| Directions for this task |
Restate all entries exactly. Skip the images.

| The data |
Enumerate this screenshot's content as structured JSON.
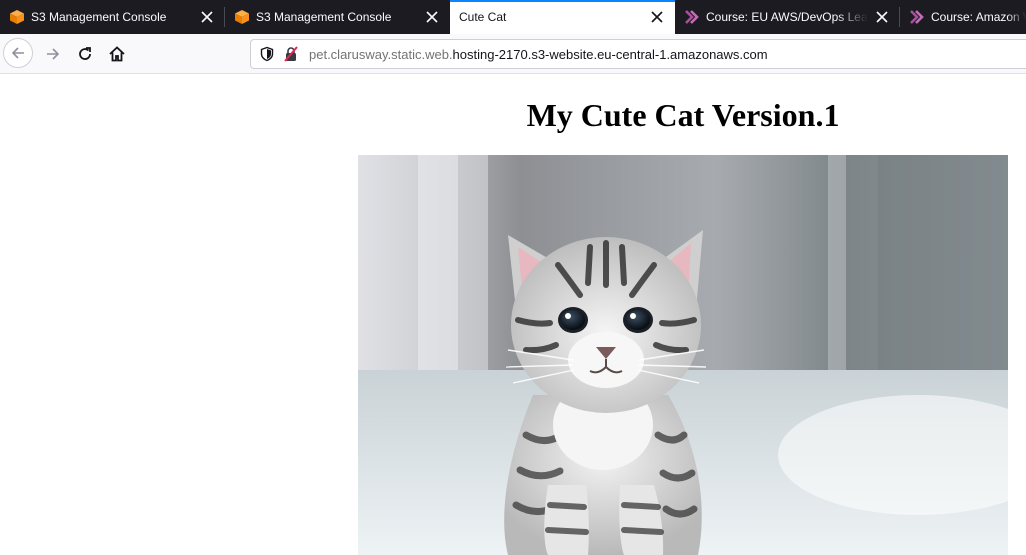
{
  "browser": {
    "tabs": [
      {
        "title": "S3 Management Console",
        "icon": "aws-cube-icon",
        "active": false
      },
      {
        "title": "S3 Management Console",
        "icon": "aws-cube-icon",
        "active": false
      },
      {
        "title": "Cute Cat",
        "icon": "none",
        "active": true
      },
      {
        "title": "Course: EU AWS/DevOps Learn",
        "icon": "course-chevron-icon",
        "active": false
      },
      {
        "title": "Course: Amazon W",
        "icon": "course-chevron-icon",
        "active": false
      }
    ],
    "url": {
      "prefix": "pet.clarusway.static.web.",
      "domain": "hosting-2170.s3-website.eu-central-1.amazonaws.com"
    },
    "colors": {
      "tabbar_bg": "#1c1b22",
      "active_accent": "#0a84ff",
      "aws_orange": "#f7901e",
      "course_purple": "#a94f9b"
    }
  },
  "page": {
    "heading": "My Cute Cat Version.1",
    "image": "tabby-kitten-photo"
  }
}
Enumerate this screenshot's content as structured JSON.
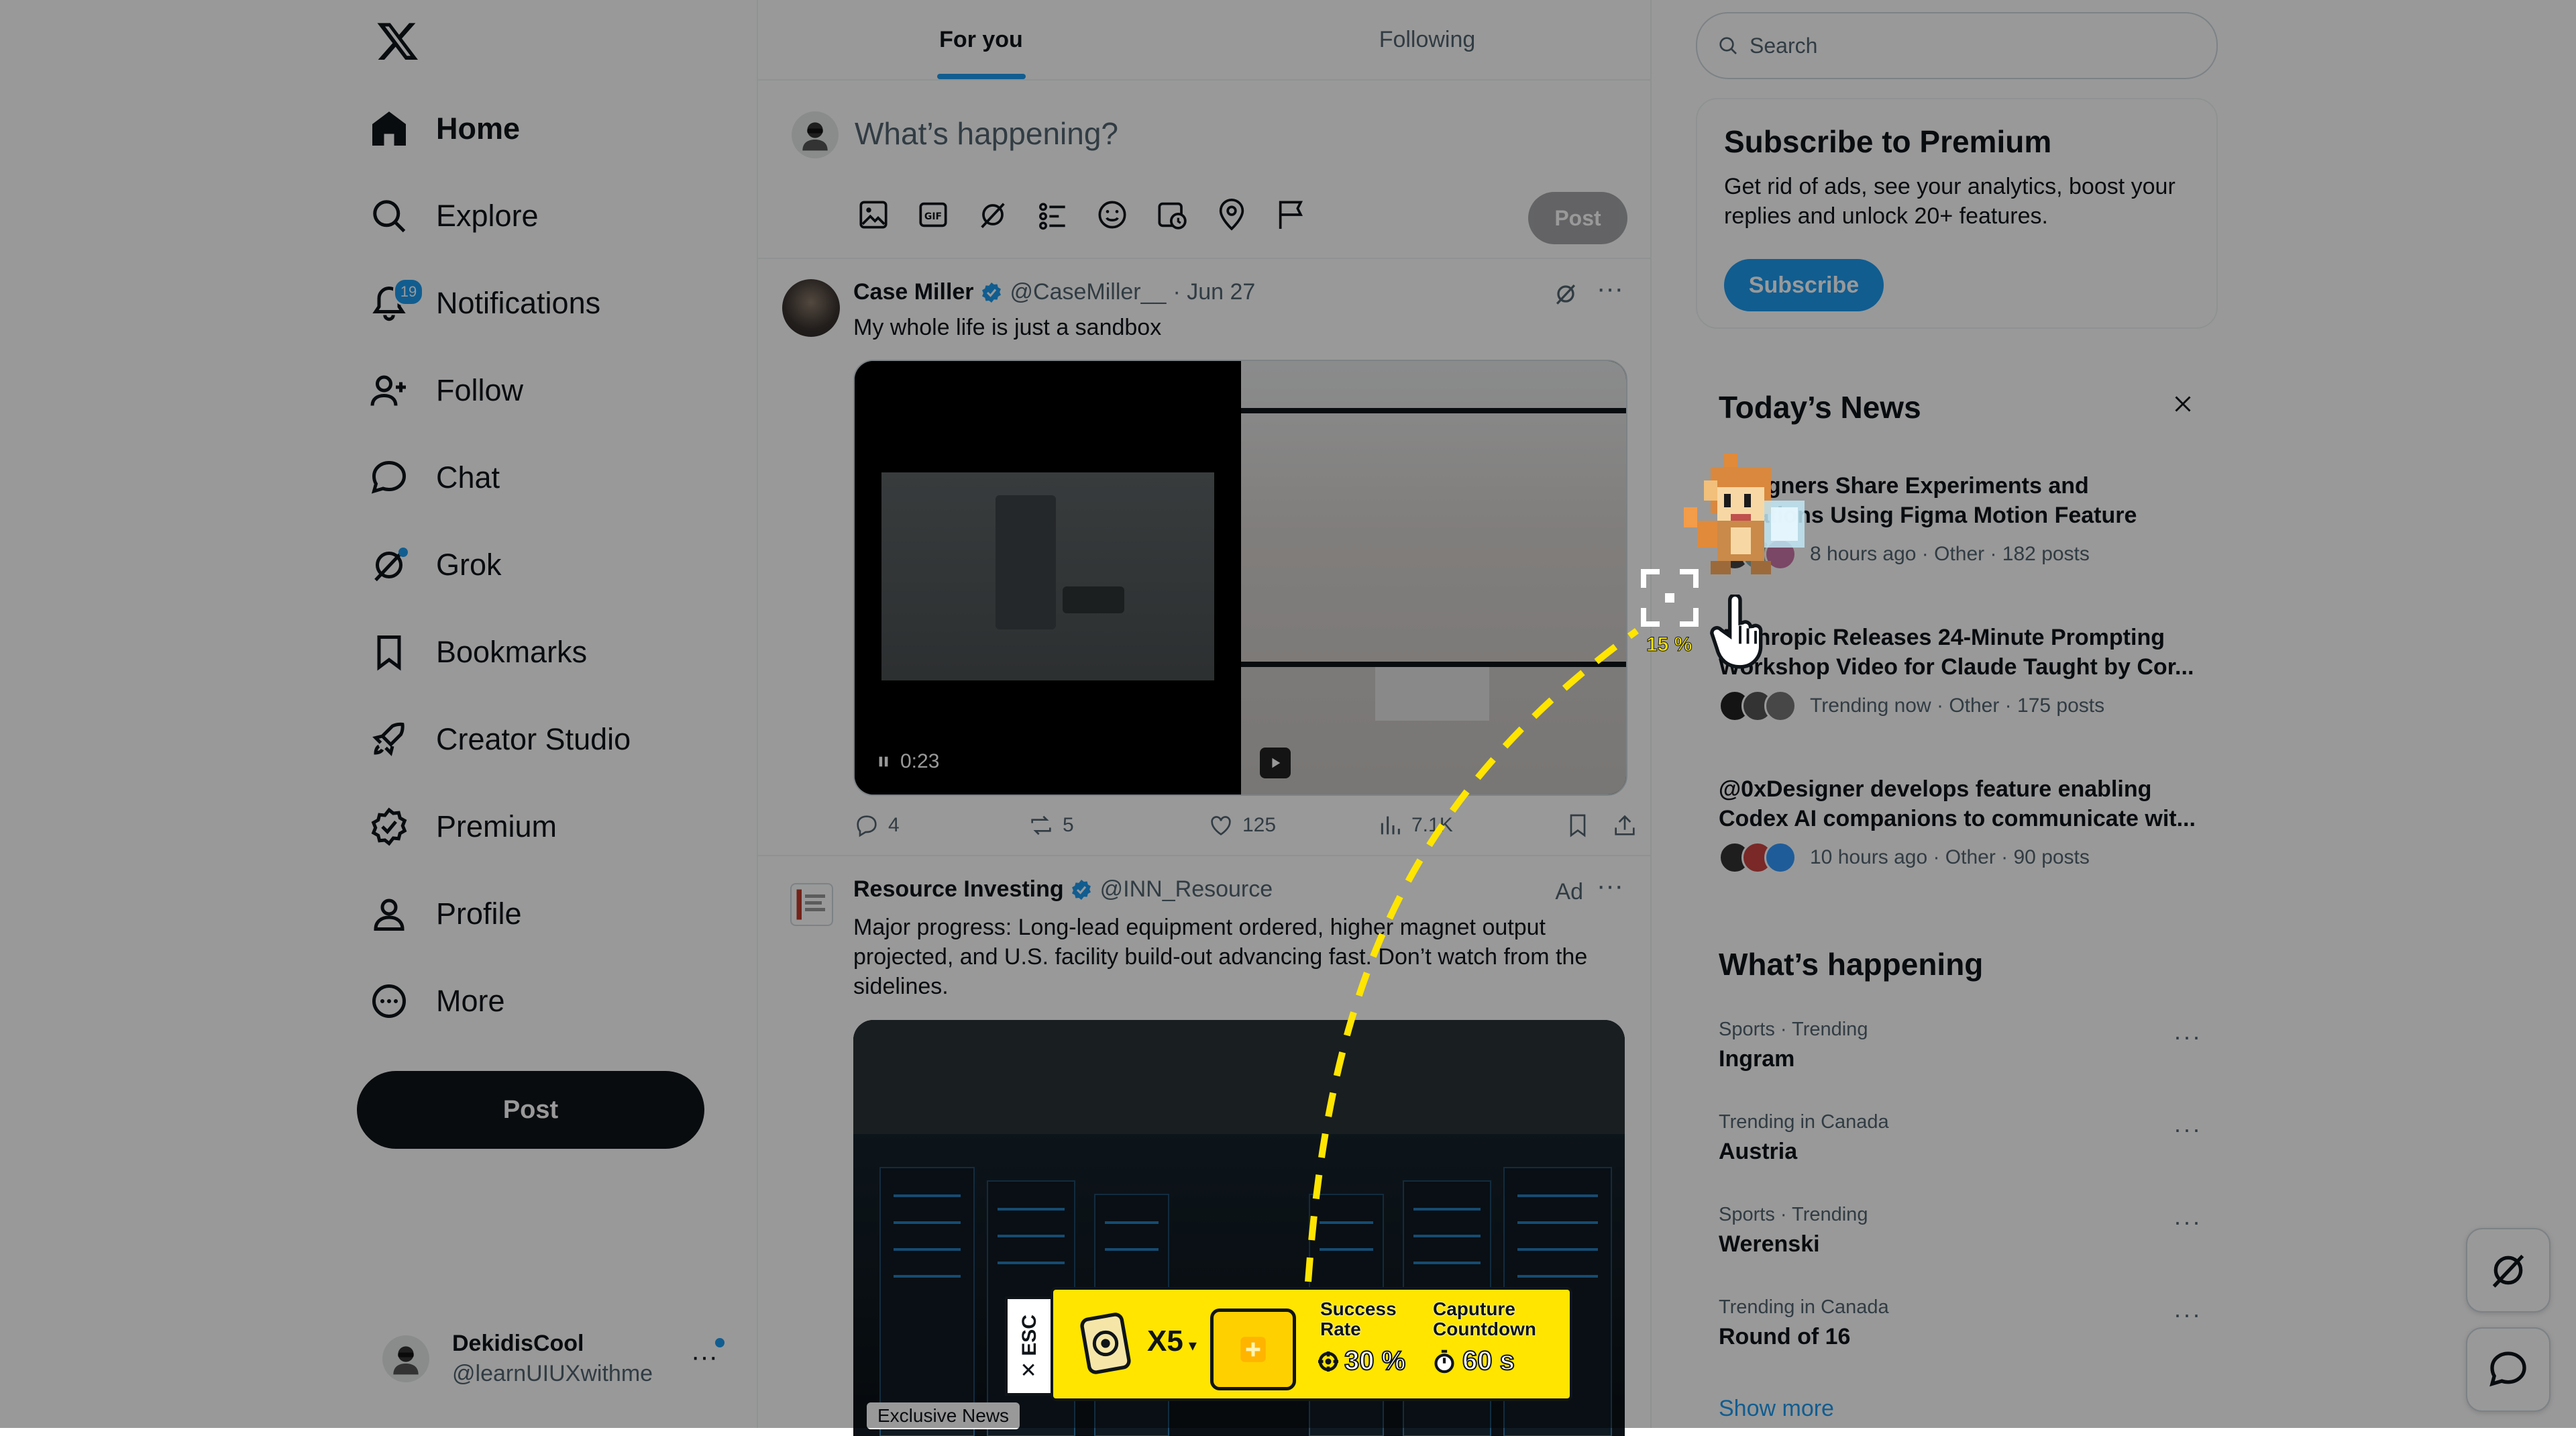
{
  "nav": {
    "items": [
      {
        "label": "Home",
        "icon": "home-icon"
      },
      {
        "label": "Explore",
        "icon": "search-icon"
      },
      {
        "label": "Notifications",
        "icon": "bell-icon",
        "badge": "19"
      },
      {
        "label": "Follow",
        "icon": "add-person-icon"
      },
      {
        "label": "Chat",
        "icon": "chat-bubble-icon"
      },
      {
        "label": "Grok",
        "icon": "grok-icon"
      },
      {
        "label": "Bookmarks",
        "icon": "bookmark-icon"
      },
      {
        "label": "Creator Studio",
        "icon": "rocket-icon"
      },
      {
        "label": "Premium",
        "icon": "verified-badge-icon"
      },
      {
        "label": "Profile",
        "icon": "person-icon"
      },
      {
        "label": "More",
        "icon": "more-circle-icon"
      }
    ],
    "post_label": "Post",
    "account": {
      "name": "DekidisCool",
      "handle": "@learnUIUXwithme"
    }
  },
  "feed": {
    "tabs": [
      "For you",
      "Following"
    ],
    "compose": {
      "placeholder": "What’s happening?",
      "post_label": "Post"
    },
    "tweets": [
      {
        "name": "Case Miller",
        "handle": "@CaseMiller__",
        "date": "· Jun 27",
        "text": "My whole life is just a sandbox",
        "video_time": "0:23",
        "replies": "4",
        "reposts": "5",
        "likes": "125",
        "views": "7.1K"
      },
      {
        "name": "Resource Investing",
        "handle": "@INN_Resource",
        "ad_label": "Ad",
        "text": "Major progress: Long-lead equipment ordered, higher magnet output projected, and U.S. facility build-out advancing fast. Don’t watch from the sidelines.",
        "media_label": "Exclusive News"
      }
    ]
  },
  "sidebar": {
    "search_placeholder": "Search",
    "premium": {
      "title": "Subscribe to Premium",
      "text": "Get rid of ads, see your analytics, boost your replies and unlock 20+ features.",
      "button": "Subscribe"
    },
    "news": {
      "title": "Today’s News",
      "items": [
        {
          "title1": "Designers Share Experiments and",
          "title2": "Creations Using Figma Motion Feature",
          "meta": "8 hours ago · Other · 182 posts"
        },
        {
          "title1": "Anthropic Releases 24-Minute Prompting",
          "title2": "Workshop Video for Claude Taught by Cor...",
          "meta": "Trending now · Other · 175 posts"
        },
        {
          "title1": "@0xDesigner develops feature enabling",
          "title2": "Codex AI companions to communicate wit...",
          "meta": "10 hours ago · Other · 90 posts"
        }
      ]
    },
    "happening": {
      "title": "What’s happening",
      "trends": [
        {
          "category": "Sports · Trending",
          "name": "Ingram"
        },
        {
          "category": "Trending in Canada",
          "name": "Austria"
        },
        {
          "category": "Sports · Trending",
          "name": "Werenski"
        },
        {
          "category": "Trending in Canada",
          "name": "Round of 16"
        }
      ],
      "show_more": "Show more"
    }
  },
  "overlay": {
    "capture_percent": "15 %",
    "esc_label": "ESC",
    "multiplier": "X5",
    "success_label_1": "Success",
    "success_label_2": "Rate",
    "success_value": "30 %",
    "countdown_label_1": "Caputure",
    "countdown_label_2": "Countdown",
    "countdown_value": "60 s"
  },
  "colors": {
    "accent": "#1d9bf0",
    "text": "#0f1419",
    "muted": "#536471",
    "hud_yellow": "#ffe500"
  }
}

| Problem solution |
Enumerate this screenshot's content as structured JSON.
{
  "browser": {
    "tabs": [
      {
        "title": "S3 Management Console",
        "icon": "aws-cube-icon",
        "active": false
      },
      {
        "title": "S3 Management Console",
        "icon": "aws-cube-icon",
        "active": false
      },
      {
        "title": "Cute Cat",
        "icon": "none",
        "active": true
      },
      {
        "title": "Course: EU AWS/DevOps Learn",
        "icon": "course-chevron-icon",
        "active": false
      },
      {
        "title": "Course: Amazon W",
        "icon": "course-chevron-icon",
        "active": false
      }
    ],
    "url": {
      "prefix": "pet.clarusway.static.web.",
      "domain": "hosting-2170.s3-website.eu-central-1.amazonaws.com"
    },
    "colors": {
      "tabbar_bg": "#1c1b22",
      "active_accent": "#0a84ff",
      "aws_orange": "#f7901e",
      "course_purple": "#a94f9b"
    }
  },
  "page": {
    "heading": "My Cute Cat Version.1",
    "image": "tabby-kitten-photo"
  }
}
Enumerate this screenshot's content as structured JSON.
{
  "nav": {
    "items": [
      {
        "label": "Home",
        "icon": "home-icon"
      },
      {
        "label": "Explore",
        "icon": "search-icon"
      },
      {
        "label": "Notifications",
        "icon": "bell-icon",
        "badge": "19"
      },
      {
        "label": "Follow",
        "icon": "add-person-icon"
      },
      {
        "label": "Chat",
        "icon": "chat-bubble-icon"
      },
      {
        "label": "Grok",
        "icon": "grok-icon"
      },
      {
        "label": "Bookmarks",
        "icon": "bookmark-icon"
      },
      {
        "label": "Creator Studio",
        "icon": "rocket-icon"
      },
      {
        "label": "Premium",
        "icon": "verified-badge-icon"
      },
      {
        "label": "Profile",
        "icon": "person-icon"
      },
      {
        "label": "More",
        "icon": "more-circle-icon"
      }
    ],
    "post_label": "Post",
    "account": {
      "name": "DekidisCool",
      "handle": "@learnUIUXwithme"
    }
  },
  "feed": {
    "tabs": [
      "For you",
      "Following"
    ],
    "compose": {
      "placeholder": "What’s happening?",
      "post_label": "Post"
    },
    "tweets": [
      {
        "name": "Case Miller",
        "handle": "@CaseMiller__",
        "date": "· Jun 27",
        "text": "My whole life is just a sandbox",
        "video_time": "0:23",
        "replies": "4",
        "reposts": "5",
        "likes": "125",
        "views": "7.1K"
      },
      {
        "name": "Resource Investing",
        "handle": "@INN_Resource",
        "ad_label": "Ad",
        "text": "Major progress: Long-lead equipment ordered, higher magnet output projected, and U.S. facility build-out advancing fast. Don’t watch from the sidelines.",
        "media_label": "Exclusive News"
      }
    ]
  },
  "sidebar": {
    "search_placeholder": "Search",
    "premium": {
      "title": "Subscribe to Premium",
      "text": "Get rid of ads, see your analytics, boost your replies and unlock 20+ features.",
      "button": "Subscribe"
    },
    "news": {
      "title": "Today’s News",
      "items": [
        {
          "title1": "Designers Share Experiments and",
          "title2": "Creations Using Figma Motion Feature",
          "meta": "8 hours ago · Other · 182 posts"
        },
        {
          "title1": "Anthropic Releases 24-Minute Prompting",
          "title2": "Workshop Video for Claude Taught by Cor...",
          "meta": "Trending now · Other · 175 posts"
        },
        {
          "title1": "@0xDesigner develops feature enabling",
          "title2": "Codex AI companions to communicate wit...",
          "meta": "10 hours ago · Other · 90 posts"
        }
      ]
    },
    "happening": {
      "title": "What’s happening",
      "trends": [
        {
          "category": "Sports · Trending",
          "name": "Ingram"
        },
        {
          "category": "Trending in Canada",
          "name": "Austria"
        },
        {
          "category": "Sports · Trending",
          "name": "Werenski"
        },
        {
          "category": "Trending in Canada",
          "name": "Round of 16"
        }
      ],
      "show_more": "Show more"
    }
  },
  "overlay": {
    "capture_percent": "15 %",
    "esc_label": "ESC",
    "multiplier": "X5",
    "success_label_1": "Success",
    "success_label_2": "Rate",
    "success_value": "30 %",
    "countdown_label_1": "Caputure",
    "countdown_label_2": "Countdown",
    "countdown_value": "60 s"
  },
  "colors": {
    "accent": "#1d9bf0",
    "text": "#0f1419",
    "muted": "#536471",
    "hud_yellow": "#ffe500"
  }
}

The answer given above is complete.